With my crashed drive, the loss I felt the most was my Emo Exploration document.
Right before it happened, I had seen someone's end of year countdown and thought I could do the best songs that were new to me in 2017, but I needed to review my emo notes and I couldn't. Also, I still had a list of bands from the book that I wanted to explore further, and bands that came a little later but had strong fandoms in that document. I could remember some, but definitely not all.
Well, when I was checking to see what I had already posted on "Bedroom Talk" Monday, I had the list of bands for further exploration in that post. On a hunch I checked to see if I had blogged the other list somewhere else, and I did. Keeping a blog has been very valuable to me.
(Actually, there had been two very similar lists, but the one was all abbreviations, and I had asked someone about them, and so I have that in DMs.)
Finding those pieces means that I can still do something that I meant to do, and as I intended to do it instead of a poorly remembered reconstruction. That felt good. I had also blogged the newer music I was interested in checking out when I was finishing up emo.
Part of why I mention this now is that the band reviews for this week are related to that. Friday's album was not out then, but I knew he was working on it.
Beyond that, the twin concepts here are the feelings that music gives me (or maybe let's me process when the feelings are already there) and also that there can be old things that are new to you that matter.
At the time, it was that Electric Century had a full album out, not just an EP, and that Lindsey Buckingham and Christine McVie had put an album out together, and The All-American Rejects had some new songs. I saw - but had not mentioned - that Jimmy Somerville had an album I wanted to check out. I discovered after that post that Fall Out Boy had new music out. Finally, Reggie and the Full Effect's new album came out last month.
This is why I wanted to check out the Jimmy Somerville album, from Wikipedia:

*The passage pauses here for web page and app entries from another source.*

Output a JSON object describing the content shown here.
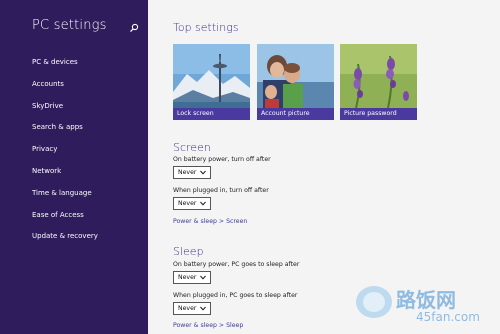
{
  "sidebar": {
    "title": "PC settings",
    "search_icon": "search-icon",
    "items": [
      {
        "label": "PC & devices"
      },
      {
        "label": "Accounts"
      },
      {
        "label": "SkyDrive"
      },
      {
        "label": "Search & apps"
      },
      {
        "label": "Privacy"
      },
      {
        "label": "Network"
      },
      {
        "label": "Time & language"
      },
      {
        "label": "Ease of Access"
      },
      {
        "label": "Update & recovery"
      }
    ]
  },
  "top_settings": {
    "title": "Top settings",
    "tiles": [
      {
        "label": "Lock screen"
      },
      {
        "label": "Account picture"
      },
      {
        "label": "Picture password"
      }
    ]
  },
  "screen": {
    "title": "Screen",
    "battery_label": "On battery power, turn off after",
    "battery_value": "Never",
    "plugged_label": "When plugged in, turn off after",
    "plugged_value": "Never",
    "link": "Power & sleep > Screen"
  },
  "sleep": {
    "title": "Sleep",
    "battery_label": "On battery power, PC goes to sleep after",
    "battery_value": "Never",
    "plugged_label": "When plugged in, PC goes to sleep after",
    "plugged_value": "Never",
    "link": "Power & sleep > Sleep"
  },
  "watermark": {
    "text_cn": "路饭网",
    "url": "45fan.com"
  },
  "colors": {
    "sidebar_bg": "#2e1c5c",
    "accent": "#4a3aa0",
    "title_text": "#3c2c80"
  }
}
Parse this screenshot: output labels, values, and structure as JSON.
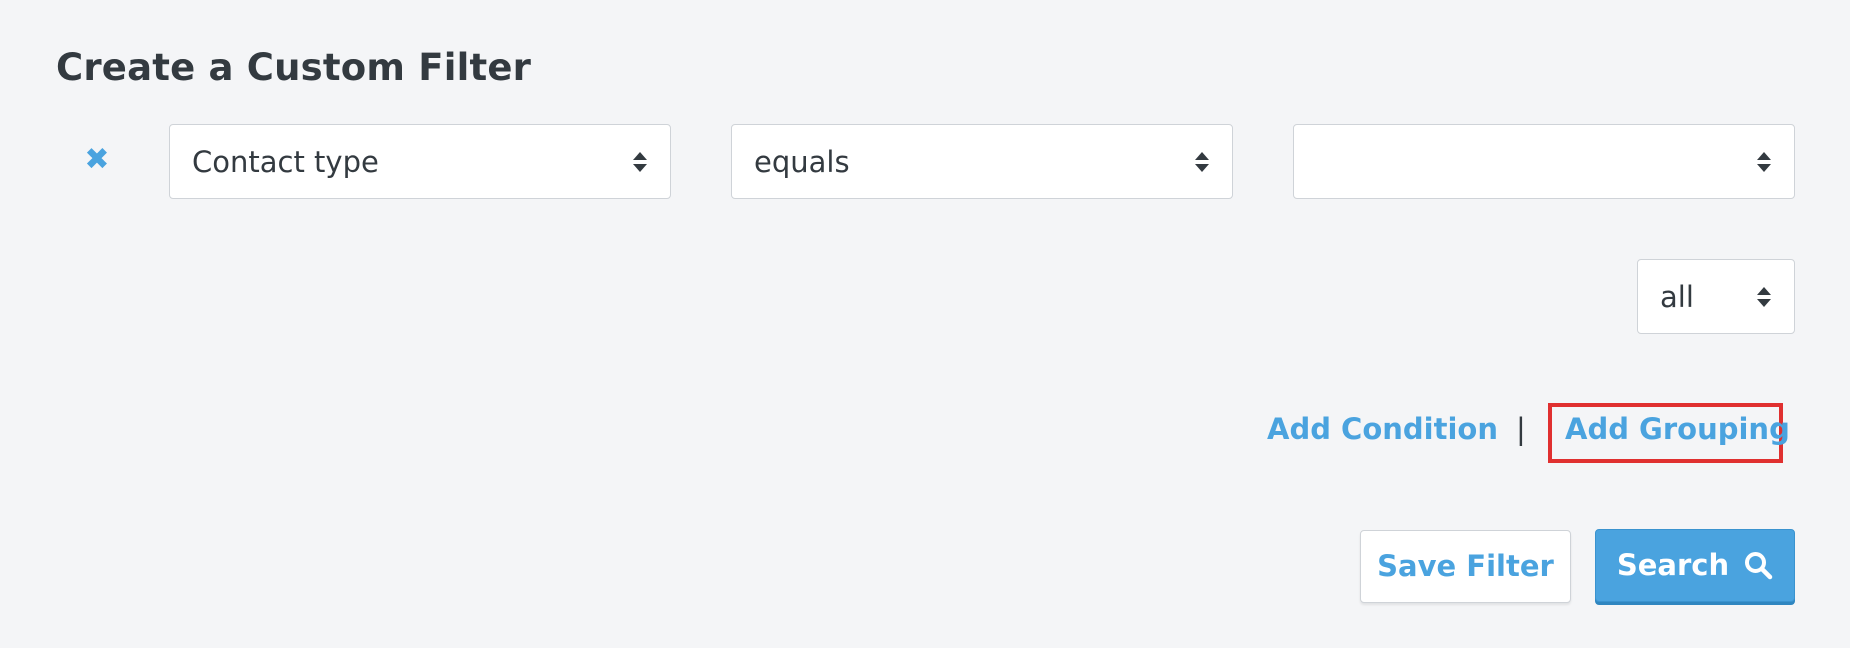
{
  "page": {
    "title": "Create a Custom Filter"
  },
  "condition": {
    "remove_icon": "close-icon",
    "field_value": "Contact type",
    "operator_value": "equals",
    "value_value": ""
  },
  "grouping": {
    "match_value": "all"
  },
  "actions": {
    "add_condition_label": "Add Condition",
    "divider": "|",
    "add_grouping_label": "Add Grouping"
  },
  "buttons": {
    "save_filter_label": "Save Filter",
    "search_label": "Search",
    "search_icon": "search-icon"
  },
  "colors": {
    "accent": "#4aa3df",
    "highlight_border": "#e03030",
    "background": "#f4f5f7"
  }
}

September 2014 saw the release of new single "Back to Me" followed by "Travesty", both from Somerville's new disco-inspired album 'Homage'. The emphasis on the recording of the new album has been on achieving the musical authenticity of original disco which Somerville grew up listening to. He stated 'I've finally made the disco album I always wanted to and never thought I could'.
(I think my sisters and I were listening to a Communards song, and talked about their breakup, and that made me want to look something up and I saw that.)
I didn't love the album. I didn't dislike it, but I expected it to be more awesome than it was, based on the quote. Even so, I could imagine listening to more disco - especially the originals of the songs he covered - and more Communards, and spending some time analyzing disco and disco elements, which are definitely part of what I like about Communards songs. It could still be a starting place.
The Rejects have three new tracks since their last album, and Fall Out Boy has a new album. I acknowledge that their earlier music hit me more deeply, but I don't know how much of that is because of where I was then and what I needed. It still means a lot to me that two of my favorite bands are still working on things together. I like that they are doing different things, because growing and maturing together is good for a band. It's not like it erases the older tracks; they're still there.
That's pretty good, plus there are clearly two reviews coming out from this: one from a pairing I have never written about, and one that I just want to listen to a lot, so I hope I end up having something interesting to say about it.
And without another review, Electric Century is so good, and they sound so different from either My Chemical Romance or New London Fire, that I love them for being good and for reminding me of the possible variety in music.
But mainly, I need music. I love it in general, whatever specifics mean more or less to me. Even when I review bands who annoy me, I love that the music is there.
(The only thing that can make me feel differently is reading Rolling Stone.)
So, I can't look up my notes, but some songs made such a huge impression on me in 2017 that I don't need notes to remember that they mattered. Here they are, in order of release:
"Whenever You're On My Mind" by Marshall Crenshaw (1983)
"Kiss Me" by Kyosuke Himuro (1993)
"Brandenburg Gate" by Antiflag (2015)
"From the Heart" by The Slants (2017)
(There's not an Antiflag review yet, but there will be.)
And we're going a bit long, but as long as we're here, I know that Antiflag was one of the bands mentioned in Nothing Feels Good, and that I knew about Marshall Crenshaw but I reviewed him because of Jesse Valenzuela and that is why I found a new song that I didn't know I was missing.
I know Kyosuke Himuro because he did a song with Gerard Way, and The Slants because their copyright case was on the news, but I reviewed them because I decided I should take some time to listen to some bands with Asian/Asian American members. And if there were no songs that stood out quite like that, some of my most enjoyed bands for review were Terri Odabi, (because I read about her from Toure, and I sometimes focus on Black artists) and Nahko and RedCloud (because I read a Mic article and I sometimes focus on indigenous artists). Reviewing the bands that follow me is good, but paying attention to recommendations (especially from people who know music) and looking beyond what is right there, but digging deeper, has been deeply rewarding too.
I loved Coco, and it hit emotions that I am not going to write about now, but the only unbelievable thing was that you could successfully ban music from a family for four generations. Maybe that explains why they all came around so quickly once the fifth generation couldn't be denied.
Remember to check in with your favorites, but remember not to only listen to your favorites.
Remember to listen.